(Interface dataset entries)
◇ ◇ ◇

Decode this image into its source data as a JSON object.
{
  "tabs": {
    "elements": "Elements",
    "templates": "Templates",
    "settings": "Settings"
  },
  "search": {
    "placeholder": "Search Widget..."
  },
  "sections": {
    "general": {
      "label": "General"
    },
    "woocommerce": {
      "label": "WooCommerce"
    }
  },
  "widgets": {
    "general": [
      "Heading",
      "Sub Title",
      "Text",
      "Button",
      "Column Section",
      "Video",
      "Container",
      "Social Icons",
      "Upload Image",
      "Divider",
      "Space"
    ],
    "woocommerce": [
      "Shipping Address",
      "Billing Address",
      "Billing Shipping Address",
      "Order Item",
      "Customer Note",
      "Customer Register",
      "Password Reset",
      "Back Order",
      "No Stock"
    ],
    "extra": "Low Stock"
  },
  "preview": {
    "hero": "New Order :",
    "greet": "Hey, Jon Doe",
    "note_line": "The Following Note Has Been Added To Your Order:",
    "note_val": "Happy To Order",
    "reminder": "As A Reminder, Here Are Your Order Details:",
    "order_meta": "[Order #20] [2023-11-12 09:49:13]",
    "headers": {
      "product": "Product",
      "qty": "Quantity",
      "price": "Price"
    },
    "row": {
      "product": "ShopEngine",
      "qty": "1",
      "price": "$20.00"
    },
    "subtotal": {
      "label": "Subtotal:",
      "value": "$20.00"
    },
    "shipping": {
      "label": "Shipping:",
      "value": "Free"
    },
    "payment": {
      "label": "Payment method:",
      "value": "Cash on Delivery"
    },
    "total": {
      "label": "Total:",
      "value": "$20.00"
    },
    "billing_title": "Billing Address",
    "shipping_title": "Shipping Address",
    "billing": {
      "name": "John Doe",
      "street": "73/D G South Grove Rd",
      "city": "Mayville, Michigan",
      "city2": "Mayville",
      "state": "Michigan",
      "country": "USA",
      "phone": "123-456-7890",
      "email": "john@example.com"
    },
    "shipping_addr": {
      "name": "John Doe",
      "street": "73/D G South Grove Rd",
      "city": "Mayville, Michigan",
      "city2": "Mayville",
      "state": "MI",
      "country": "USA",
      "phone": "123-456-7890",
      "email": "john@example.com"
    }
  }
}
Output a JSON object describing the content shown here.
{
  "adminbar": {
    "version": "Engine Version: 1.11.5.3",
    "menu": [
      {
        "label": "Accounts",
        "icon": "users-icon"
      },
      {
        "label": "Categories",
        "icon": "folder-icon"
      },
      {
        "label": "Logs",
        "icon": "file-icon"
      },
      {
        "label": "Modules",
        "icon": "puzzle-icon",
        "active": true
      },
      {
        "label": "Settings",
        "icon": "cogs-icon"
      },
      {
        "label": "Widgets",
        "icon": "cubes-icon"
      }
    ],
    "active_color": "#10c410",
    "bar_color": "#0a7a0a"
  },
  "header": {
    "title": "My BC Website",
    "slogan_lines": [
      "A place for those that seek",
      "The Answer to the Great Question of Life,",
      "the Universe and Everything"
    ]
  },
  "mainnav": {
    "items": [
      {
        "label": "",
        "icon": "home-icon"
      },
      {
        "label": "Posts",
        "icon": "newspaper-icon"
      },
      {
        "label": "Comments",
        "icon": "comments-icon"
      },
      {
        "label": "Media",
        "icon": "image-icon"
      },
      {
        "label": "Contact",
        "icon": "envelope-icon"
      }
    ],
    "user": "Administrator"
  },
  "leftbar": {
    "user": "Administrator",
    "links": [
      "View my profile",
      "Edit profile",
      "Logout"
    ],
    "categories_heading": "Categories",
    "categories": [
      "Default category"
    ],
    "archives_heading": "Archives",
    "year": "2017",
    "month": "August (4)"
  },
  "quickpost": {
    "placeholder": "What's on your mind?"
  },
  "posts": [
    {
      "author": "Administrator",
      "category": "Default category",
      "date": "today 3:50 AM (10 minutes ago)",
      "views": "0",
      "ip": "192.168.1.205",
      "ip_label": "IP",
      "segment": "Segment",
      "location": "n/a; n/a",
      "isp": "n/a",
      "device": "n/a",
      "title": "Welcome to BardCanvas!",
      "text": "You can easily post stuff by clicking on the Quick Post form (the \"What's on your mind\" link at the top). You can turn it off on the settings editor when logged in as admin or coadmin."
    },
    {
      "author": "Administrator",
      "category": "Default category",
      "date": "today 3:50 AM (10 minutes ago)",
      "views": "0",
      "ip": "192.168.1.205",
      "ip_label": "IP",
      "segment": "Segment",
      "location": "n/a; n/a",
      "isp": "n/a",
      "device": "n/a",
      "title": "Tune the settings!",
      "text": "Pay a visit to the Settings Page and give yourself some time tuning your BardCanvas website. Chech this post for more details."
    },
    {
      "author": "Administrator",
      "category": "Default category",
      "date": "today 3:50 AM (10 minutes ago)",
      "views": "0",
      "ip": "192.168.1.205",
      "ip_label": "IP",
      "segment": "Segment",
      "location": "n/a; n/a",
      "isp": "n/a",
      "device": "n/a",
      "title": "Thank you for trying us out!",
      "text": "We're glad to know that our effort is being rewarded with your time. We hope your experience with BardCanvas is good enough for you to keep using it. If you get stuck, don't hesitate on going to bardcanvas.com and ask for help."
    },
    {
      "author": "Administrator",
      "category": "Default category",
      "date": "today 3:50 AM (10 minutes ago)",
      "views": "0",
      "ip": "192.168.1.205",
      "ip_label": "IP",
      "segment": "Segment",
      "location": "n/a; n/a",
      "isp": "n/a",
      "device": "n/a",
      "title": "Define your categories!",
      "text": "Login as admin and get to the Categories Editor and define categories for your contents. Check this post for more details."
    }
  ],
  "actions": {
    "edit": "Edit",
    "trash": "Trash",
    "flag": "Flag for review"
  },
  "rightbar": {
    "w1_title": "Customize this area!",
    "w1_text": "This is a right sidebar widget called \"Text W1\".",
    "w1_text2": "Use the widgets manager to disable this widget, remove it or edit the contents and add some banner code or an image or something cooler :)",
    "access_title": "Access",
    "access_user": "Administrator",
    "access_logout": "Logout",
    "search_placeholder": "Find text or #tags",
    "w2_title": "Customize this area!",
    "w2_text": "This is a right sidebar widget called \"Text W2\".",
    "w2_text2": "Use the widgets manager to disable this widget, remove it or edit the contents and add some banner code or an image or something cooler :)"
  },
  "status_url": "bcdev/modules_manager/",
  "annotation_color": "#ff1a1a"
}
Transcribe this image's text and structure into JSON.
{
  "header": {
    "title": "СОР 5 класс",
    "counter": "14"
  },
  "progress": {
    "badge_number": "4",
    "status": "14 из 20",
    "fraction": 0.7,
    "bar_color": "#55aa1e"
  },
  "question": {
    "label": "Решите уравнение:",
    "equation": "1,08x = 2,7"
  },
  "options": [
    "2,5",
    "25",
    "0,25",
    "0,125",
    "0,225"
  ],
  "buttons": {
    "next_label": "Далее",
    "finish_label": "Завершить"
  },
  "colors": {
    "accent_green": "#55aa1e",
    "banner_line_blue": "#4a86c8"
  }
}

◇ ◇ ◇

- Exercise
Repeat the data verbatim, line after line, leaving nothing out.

- Written answer
Decode this image into its source data as a JSON object.
{
  "tabs": {
    "elements": "Elements",
    "templates": "Templates",
    "settings": "Settings"
  },
  "search": {
    "placeholder": "Search Widget..."
  },
  "sections": {
    "general": {
      "label": "General"
    },
    "woocommerce": {
      "label": "WooCommerce"
    }
  },
  "widgets": {
    "general": [
      "Heading",
      "Sub Title",
      "Text",
      "Button",
      "Column Section",
      "Video",
      "Container",
      "Social Icons",
      "Upload Image",
      "Divider",
      "Space"
    ],
    "woocommerce": [
      "Shipping Address",
      "Billing Address",
      "Billing Shipping Address",
      "Order Item",
      "Customer Note",
      "Customer Register",
      "Password Reset",
      "Back Order",
      "No Stock"
    ],
    "extra": "Low Stock"
  },
  "preview": {
    "hero": "New Order :",
    "greet": "Hey, Jon Doe",
    "note_line": "The Following Note Has Been Added To Your Order:",
    "note_val": "Happy To Order",
    "reminder": "As A Reminder, Here Are Your Order Details:",
    "order_meta": "[Order #20] [2023-11-12 09:49:13]",
    "headers": {
      "product": "Product",
      "qty": "Quantity",
      "price": "Price"
    },
    "row": {
      "product": "ShopEngine",
      "qty": "1",
      "price": "$20.00"
    },
    "subtotal": {
      "label": "Subtotal:",
      "value": "$20.00"
    },
    "shipping": {
      "label": "Shipping:",
      "value": "Free"
    },
    "payment": {
      "label": "Payment method:",
      "value": "Cash on Delivery"
    },
    "total": {
      "label": "Total:",
      "value": "$20.00"
    },
    "billing_title": "Billing Address",
    "shipping_title": "Shipping Address",
    "billing": {
      "name": "John Doe",
      "street": "73/D G South Grove Rd",
      "city": "Mayville, Michigan",
      "city2": "Mayville",
      "state": "Michigan",
      "country": "USA",
      "phone": "123-456-7890",
      "email": "john@example.com"
    },
    "shipping_addr": {
      "name": "John Doe",
      "street": "73/D G South Grove Rd",
      "city": "Mayville, Michigan",
      "city2": "Mayville",
      "state": "MI",
      "country": "USA",
      "phone": "123-456-7890",
      "email": "john@example.com"
    }
  }
}
Output a JSON object describing the content shown here.
{
  "adminbar": {
    "version": "Engine Version: 1.11.5.3",
    "menu": [
      {
        "label": "Accounts",
        "icon": "users-icon"
      },
      {
        "label": "Categories",
        "icon": "folder-icon"
      },
      {
        "label": "Logs",
        "icon": "file-icon"
      },
      {
        "label": "Modules",
        "icon": "puzzle-icon",
        "active": true
      },
      {
        "label": "Settings",
        "icon": "cogs-icon"
      },
      {
        "label": "Widgets",
        "icon": "cubes-icon"
      }
    ],
    "active_color": "#10c410",
    "bar_color": "#0a7a0a"
  },
  "header": {
    "title": "My BC Website",
    "slogan_lines": [
      "A place for those that seek",
      "The Answer to the Great Question of Life,",
      "the Universe and Everything"
    ]
  },
  "mainnav": {
    "items": [
      {
        "label": "",
        "icon": "home-icon"
      },
      {
        "label": "Posts",
        "icon": "newspaper-icon"
      },
      {
        "label": "Comments",
        "icon": "comments-icon"
      },
      {
        "label": "Media",
        "icon": "image-icon"
      },
      {
        "label": "Contact",
        "icon": "envelope-icon"
      }
    ],
    "user": "Administrator"
  },
  "leftbar": {
    "user": "Administrator",
    "links": [
      "View my profile",
      "Edit profile",
      "Logout"
    ],
    "categories_heading": "Categories",
    "categories": [
      "Default category"
    ],
    "archives_heading": "Archives",
    "year": "2017",
    "month": "August (4)"
  },
  "quickpost": {
    "placeholder": "What's on your mind?"
  },
  "posts": [
    {
      "author": "Administrator",
      "category": "Default category",
      "date": "today 3:50 AM (10 minutes ago)",
      "views": "0",
      "ip": "192.168.1.205",
      "ip_label": "IP",
      "segment": "Segment",
      "location": "n/a; n/a",
      "isp": "n/a",
      "device": "n/a",
      "title": "Welcome to BardCanvas!",
      "text": "You can easily post stuff by clicking on the Quick Post form (the \"What's on your mind\" link at the top). You can turn it off on the settings editor when logged in as admin or coadmin."
    },
    {
      "author": "Administrator",
      "category": "Default category",
      "date": "today 3:50 AM (10 minutes ago)",
      "views": "0",
      "ip": "192.168.1.205",
      "ip_label": "IP",
      "segment": "Segment",
      "location": "n/a; n/a",
      "isp": "n/a",
      "device": "n/a",
      "title": "Tune the settings!",
      "text": "Pay a visit to the Settings Page and give yourself some time tuning your BardCanvas website. Chech this post for more details."
    },
    {
      "author": "Administrator",
      "category": "Default category",
      "date": "today 3:50 AM (10 minutes ago)",
      "views": "0",
      "ip": "192.168.1.205",
      "ip_label": "IP",
      "segment": "Segment",
      "location": "n/a; n/a",
      "isp": "n/a",
      "device": "n/a",
      "title": "Thank you for trying us out!",
      "text": "We're glad to know that our effort is being rewarded with your time. We hope your experience with BardCanvas is good enough for you to keep using it. If you get stuck, don't hesitate on going to bardcanvas.com and ask for help."
    },
    {
      "author": "Administrator",
      "category": "Default category",
      "date": "today 3:50 AM (10 minutes ago)",
      "views": "0",
      "ip": "192.168.1.205",
      "ip_label": "IP",
      "segment": "Segment",
      "location": "n/a; n/a",
      "isp": "n/a",
      "device": "n/a",
      "title": "Define your categories!",
      "text": "Login as admin and get to the Categories Editor and define categories for your contents. Check this post for more details."
    }
  ],
  "actions": {
    "edit": "Edit",
    "trash": "Trash",
    "flag": "Flag for review"
  },
  "rightbar": {
    "w1_title": "Customize this area!",
    "w1_text": "This is a right sidebar widget called \"Text W1\".",
    "w1_text2": "Use the widgets manager to disable this widget, remove it or edit the contents and add some banner code or an image or something cooler :)",
    "access_title": "Access",
    "access_user": "Administrator",
    "access_logout": "Logout",
    "search_placeholder": "Find text or #tags",
    "w2_title": "Customize this area!",
    "w2_text": "This is a right sidebar widget called \"Text W2\".",
    "w2_text2": "Use the widgets manager to disable this widget, remove it or edit the contents and add some banner code or an image or something cooler :)"
  },
  "status_url": "bcdev/modules_manager/",
  "annotation_color": "#ff1a1a"
}
Transcribe this image's text and structure into JSON.
{
  "header": {
    "title": "СОР 5 класс",
    "counter": "14"
  },
  "progress": {
    "badge_number": "4",
    "status": "14 из 20",
    "fraction": 0.7,
    "bar_color": "#55aa1e"
  },
  "question": {
    "label": "Решите уравнение:",
    "equation": "1,08x = 2,7"
  },
  "options": [
    "2,5",
    "25",
    "0,25",
    "0,125",
    "0,225"
  ],
  "buttons": {
    "next_label": "Далее",
    "finish_label": "Завершить"
  },
  "colors": {
    "accent_green": "#55aa1e",
    "banner_line_blue": "#4a86c8"
  }
}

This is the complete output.